A Permanent Ban On Internet Taxes?

WASHINGTON, D.C. - By all accounts, it's fairly safe to say that Congress is not going to allow state and local taxes on Internet service, at least for the next several years.

WASHINGTON, D.C. - By all accounts, it's fairly safe to say that Congress is not going to allow state and local taxes on Internet service, at least for the next several years.

A bill proposed by Sens. Tom Carper, D-Del., Lamar Alexander, R-Tenn., and others would extend the current tax ban until at least 2011. Other bills in both the House of Representatives and Senate, including a measure sponsored by Sen. Ron Wyden, D-Ore., would make the moratorium permanent.
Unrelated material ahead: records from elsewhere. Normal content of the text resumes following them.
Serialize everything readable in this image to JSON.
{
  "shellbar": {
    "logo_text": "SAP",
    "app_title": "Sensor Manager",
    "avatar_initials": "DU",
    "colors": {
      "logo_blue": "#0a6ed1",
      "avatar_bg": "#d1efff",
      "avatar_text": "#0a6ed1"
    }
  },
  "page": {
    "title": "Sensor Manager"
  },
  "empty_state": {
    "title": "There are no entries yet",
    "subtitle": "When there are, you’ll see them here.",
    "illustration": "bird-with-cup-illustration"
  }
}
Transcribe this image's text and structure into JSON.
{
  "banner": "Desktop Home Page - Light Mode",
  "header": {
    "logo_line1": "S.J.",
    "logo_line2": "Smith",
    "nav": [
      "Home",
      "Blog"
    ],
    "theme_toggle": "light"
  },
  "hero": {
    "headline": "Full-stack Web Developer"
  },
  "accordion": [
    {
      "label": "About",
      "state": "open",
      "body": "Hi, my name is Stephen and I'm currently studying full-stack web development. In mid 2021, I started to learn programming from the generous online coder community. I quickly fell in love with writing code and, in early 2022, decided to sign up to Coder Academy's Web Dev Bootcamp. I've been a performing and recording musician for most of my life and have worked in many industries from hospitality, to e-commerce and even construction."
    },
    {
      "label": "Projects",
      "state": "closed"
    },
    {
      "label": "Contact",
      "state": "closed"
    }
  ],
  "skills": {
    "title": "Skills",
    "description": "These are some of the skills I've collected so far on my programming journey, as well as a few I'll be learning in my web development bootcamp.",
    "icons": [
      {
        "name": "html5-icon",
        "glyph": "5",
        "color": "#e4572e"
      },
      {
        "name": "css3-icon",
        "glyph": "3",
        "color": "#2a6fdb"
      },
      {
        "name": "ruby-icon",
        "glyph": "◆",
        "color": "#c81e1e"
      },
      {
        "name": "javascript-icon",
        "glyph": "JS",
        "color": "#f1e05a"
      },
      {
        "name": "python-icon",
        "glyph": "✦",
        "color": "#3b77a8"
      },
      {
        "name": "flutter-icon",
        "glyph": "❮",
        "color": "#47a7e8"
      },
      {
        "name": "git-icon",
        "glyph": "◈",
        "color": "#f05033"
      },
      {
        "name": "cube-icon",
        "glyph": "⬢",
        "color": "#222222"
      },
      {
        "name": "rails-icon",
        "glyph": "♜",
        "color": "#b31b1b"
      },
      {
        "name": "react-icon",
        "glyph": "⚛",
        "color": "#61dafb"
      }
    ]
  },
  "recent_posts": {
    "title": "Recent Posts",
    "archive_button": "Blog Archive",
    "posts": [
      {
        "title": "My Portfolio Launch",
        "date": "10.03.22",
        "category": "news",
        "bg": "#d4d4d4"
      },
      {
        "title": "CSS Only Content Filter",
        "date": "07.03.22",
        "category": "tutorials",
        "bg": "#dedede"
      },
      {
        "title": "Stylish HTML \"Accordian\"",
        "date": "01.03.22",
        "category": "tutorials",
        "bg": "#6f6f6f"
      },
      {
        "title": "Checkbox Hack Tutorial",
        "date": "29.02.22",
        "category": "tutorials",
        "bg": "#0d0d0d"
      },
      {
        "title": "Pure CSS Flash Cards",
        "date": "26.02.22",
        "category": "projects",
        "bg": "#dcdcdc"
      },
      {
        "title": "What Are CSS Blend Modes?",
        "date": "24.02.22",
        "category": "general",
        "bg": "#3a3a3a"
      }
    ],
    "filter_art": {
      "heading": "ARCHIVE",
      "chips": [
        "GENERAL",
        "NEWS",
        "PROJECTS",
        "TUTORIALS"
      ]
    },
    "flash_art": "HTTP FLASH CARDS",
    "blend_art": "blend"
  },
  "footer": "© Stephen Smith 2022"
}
Previously, there had been some speculation that Congress would let the current ban expire on Nov. 1, but with so many bills in play, that no longer seems to be the case.

However, when lawmakers return from their summer recess next month, Capitol Hill will be abuzz with a debate over whether to keep the Web indefinitely tax free--and it boils down to a good old-fashioned American debate over states' rights.

Traditionally, Congress has steered away from interfering with the ability of states and localities to tax their constituents. One notable exception was the 1998 Internet Tax Freedom Act, which prevented localities from imposing new taxes on Internet service providers. (Several states already had Web taxes in place, and Congress left them alone.) Since then, the law has been renewed several times.

But organizations such as the National Governors Association (NGA) and the U.S. Conference of Mayors are worried that the changing nature of the Internet prevents states and municipalities from collecting revenue that's due to them.


"The original moratorium was supposed to be temporary," says David Quam, director of federal relations for the NGA. "Any time that Washington interferes with state and local revenues, it harms the state's ability to control its own destiny."

The groups are especially concerned about the definition of "Internet access," which determines whether a technology can be taxed locally. Telecommunications services have been subject to taxes; other services, like e-mail, remain tax free. But NGA believes that companies have found a loophole in the law by bundling together their services and then offering them over the Net in order to avoid taxes.

"We are using a 1998 definition of 'Internet access' in a 2007 world, and the two just don't match up," says Quam.

But his group is facing a powerful (and wealthy) opposition and momentum seems to be building to make the tax ban permanent. An umbrella group called Don't Tax Our Web--which has support from Google (nasdaq: GOOG - news - people ), Amazon.com (nasdaq: AMZN - news - people ), Corning (nyse: GLW - news - people ) and the National Association of Manufacturers, among other organizations--is pushing for an indefinite tax-free Internet.

"Companies have to be able to plan, they have to have a sense of what their costs will be," says Broderick Johnson, a spokesman for the umbrella group. "The problem with a temporary moratorium is that it certainly sends a signal that this may expire."

And regarding the state vs. federal question, Johnson says that for nearly a decade, it has been Congress' policy that the Internet is "not burdened by state and local taxes."

While the debate has focused on Internet access, states are also concerned that they are losing money because e-commerce transactions are typically not subject to sales taxes. Why should the corner bookstore be taxed, they ask, when an online bookseller gets to hawk their wares virtually tax free?

But there's clearly another reason for supporting the permanent federal moratorium. Tech and wireless companies know that if they can get such a ban in place now, it will literally take an act of Congress to allow states and localities on the Web further down the road.

"If we get [a permanent tax moratorium] in place, it's certainly harder to undo as opposed to going through this process again in four years," says Joe Farren, a spokesman for CTIA-The Wireless Association, the industry group that represents companies like T-Mobile USA, Verizon Wireless and Sprint Nextel (nyse: S - news - people ).

The Bush administration is also looking to influence the debate. Earlier this month, Treasury Secretary Henry Paulson and Commerce Secretary Carlos Gutierrez sent a letter to key leaders of Congress, notably House Speaker Nancy Pelosi, D-Cal., and Senate Majority Leader Harry Reid, D-Nev., urging them to support the permanent Internet tax ban.

Keeping the Net tax free they say, would "help ensure that consumers have affordable access to the Internet ”¦ and strengthen the foundations of electronic commerce as a vital and growing part of our economy."

Give the nod to the administration and the tech coalition for showing its muscle. There's even a good chance that permanent moratorium might become law.

But even if they don’t get a permanent moratorium, they’re not likely going to complain about an extension--at least for the next four years.